If the answer is the visitor or newcomer, those segments are designed (like everything else in such churches) to appeal to the next one in the door. That one must be prospected, projected and then specifically, strategically prepared for. It's a marketing thing, often a niche marketing thing. Is it a worship thing?
If the answer is the folk sitting in the congregation, those segments are designed, often reactionally, to maintain those returning through the door. The wants and wishes (sometimes expressed in grumbling) of those will guide, forestall or derail any attempt to change the status quo. It is a placating thing, but is it a worship thing?

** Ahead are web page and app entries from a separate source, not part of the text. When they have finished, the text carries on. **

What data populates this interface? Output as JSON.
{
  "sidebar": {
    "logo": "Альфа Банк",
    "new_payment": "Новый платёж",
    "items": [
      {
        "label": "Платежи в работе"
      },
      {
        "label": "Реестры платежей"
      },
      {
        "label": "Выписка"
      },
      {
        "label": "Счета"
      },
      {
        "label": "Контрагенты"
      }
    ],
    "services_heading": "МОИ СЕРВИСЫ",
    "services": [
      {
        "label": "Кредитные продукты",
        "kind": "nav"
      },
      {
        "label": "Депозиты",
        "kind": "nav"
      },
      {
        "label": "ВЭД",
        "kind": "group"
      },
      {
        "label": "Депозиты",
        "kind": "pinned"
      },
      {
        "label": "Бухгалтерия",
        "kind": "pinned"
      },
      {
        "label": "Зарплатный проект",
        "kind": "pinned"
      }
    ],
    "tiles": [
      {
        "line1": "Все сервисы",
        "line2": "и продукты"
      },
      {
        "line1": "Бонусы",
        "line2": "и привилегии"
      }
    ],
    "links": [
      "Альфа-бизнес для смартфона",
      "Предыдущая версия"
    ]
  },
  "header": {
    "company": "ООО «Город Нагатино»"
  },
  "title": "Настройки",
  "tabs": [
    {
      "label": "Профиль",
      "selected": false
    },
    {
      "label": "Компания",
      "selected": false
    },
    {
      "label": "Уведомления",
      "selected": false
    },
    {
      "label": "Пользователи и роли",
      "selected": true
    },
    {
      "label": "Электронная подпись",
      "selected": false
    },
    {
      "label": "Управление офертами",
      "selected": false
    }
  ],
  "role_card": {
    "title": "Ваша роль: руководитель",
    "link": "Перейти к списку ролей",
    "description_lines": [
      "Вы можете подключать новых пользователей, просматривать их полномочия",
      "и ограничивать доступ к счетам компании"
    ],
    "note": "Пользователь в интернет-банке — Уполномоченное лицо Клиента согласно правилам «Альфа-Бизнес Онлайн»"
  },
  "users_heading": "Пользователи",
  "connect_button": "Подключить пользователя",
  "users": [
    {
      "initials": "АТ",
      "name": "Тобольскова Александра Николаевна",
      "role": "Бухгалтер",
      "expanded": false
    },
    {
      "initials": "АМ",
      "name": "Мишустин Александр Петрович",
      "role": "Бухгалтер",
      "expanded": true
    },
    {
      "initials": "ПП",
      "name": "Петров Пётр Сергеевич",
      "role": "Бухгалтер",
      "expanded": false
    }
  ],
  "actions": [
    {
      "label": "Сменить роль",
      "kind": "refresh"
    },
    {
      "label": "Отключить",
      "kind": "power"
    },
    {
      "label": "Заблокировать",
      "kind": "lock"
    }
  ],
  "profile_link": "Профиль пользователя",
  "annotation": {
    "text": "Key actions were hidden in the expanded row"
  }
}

If the answer (regardless of the considerations above) is people, the goal of those fronting those segments will be thrilling or at least satisfying their ticket-paying audience. The likelihood is that those leaders will be inordinately attended to (the astral effect) by both the audience and the church "promoters" who enlist them. It's only human nature, and the result is rock concerts and stage shows.
An innocent misstep a sincere worship leader can make is tugboating, but playing David to the congregation's Saul is not a NT paradigm. The folk in the seats are not faithless fakes who have no God inside and so have to be pushed from without, but are a living temple, a habitation of the Holy Ghost. The worship team doesn't have to "take them into the throne room," they're already there! The issue is their recognition and acknowledgement of God followed by an appropriate response, not getting them there.

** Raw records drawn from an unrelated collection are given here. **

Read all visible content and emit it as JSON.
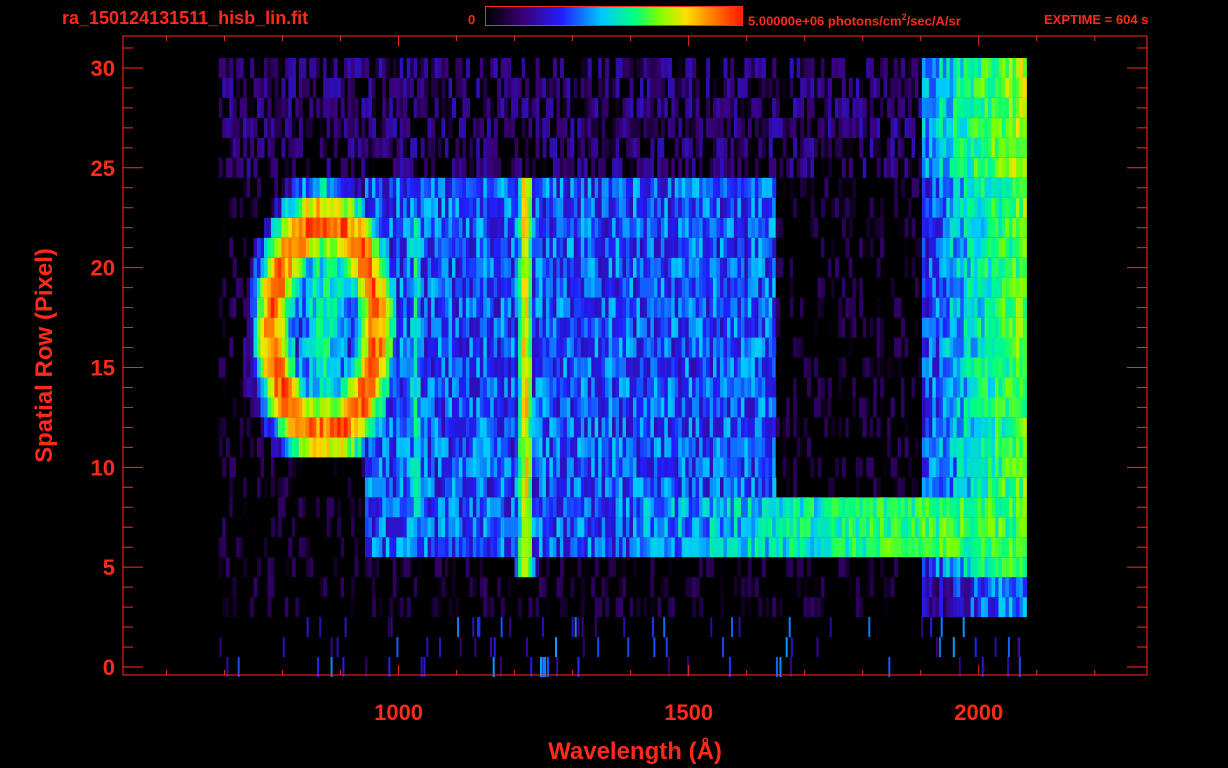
{
  "header": {
    "file_title": "ra_150124131511_hisb_lin.fit",
    "colorbar_min": "0",
    "colorbar_max_prefix": "5.00000e+06 photons/cm",
    "colorbar_max_sup": "2",
    "colorbar_max_suffix": "/sec/A/sr",
    "exptime": "EXPTIME = 604 s"
  },
  "chart_data": {
    "type": "heatmap",
    "title": "ra_150124131511_hisb_lin.fit",
    "xlabel": "Wavelength (Å)",
    "ylabel": "Spatial Row (Pixel)",
    "xlim": [
      525,
      2290
    ],
    "ylim": [
      -0.4,
      31.6
    ],
    "x_ticks": [
      1000,
      1500,
      2000
    ],
    "y_ticks": [
      0,
      5,
      10,
      15,
      20,
      25,
      30
    ],
    "data_x_range": [
      690,
      2080
    ],
    "data_y_range": [
      0,
      30
    ],
    "colorscale": [
      "#000000",
      "#3a007a",
      "#2020ff",
      "#00c8ff",
      "#00ff80",
      "#80ff00",
      "#ffe000",
      "#ff7000",
      "#ff1a00"
    ],
    "colorbar_range": [
      0,
      5000000
    ],
    "colorbar_units": "photons/cm^2/sec/A/sr",
    "features": [
      {
        "name": "ring",
        "x_center": 870,
        "y_center": 17,
        "x_width": 120,
        "y_width": 7,
        "level": 0.9
      },
      {
        "name": "line",
        "x": 1216,
        "y_range": [
          5,
          24
        ],
        "level": 0.75
      },
      {
        "name": "line",
        "x": 1026,
        "y_range": [
          7,
          22
        ],
        "level": 0.45
      },
      {
        "name": "band",
        "x_range": [
          1650,
          2070
        ],
        "y_range": [
          6,
          8
        ],
        "level": 0.55
      }
    ],
    "axis_color": "#ff2a1a",
    "grid": false
  }
}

With all of this in mind, who is the audience of worship? Well, it's none other than God himself, and God and no one else. When someone says, "worship was great!" he or she is utterly deluded if they had the worship team's performance in mind, but keenly insightful if they had the congregation's participation and God's presence in view. When worship is truly worship, the church acts as orchestra, the Spirit as the maestro, and God is the audience.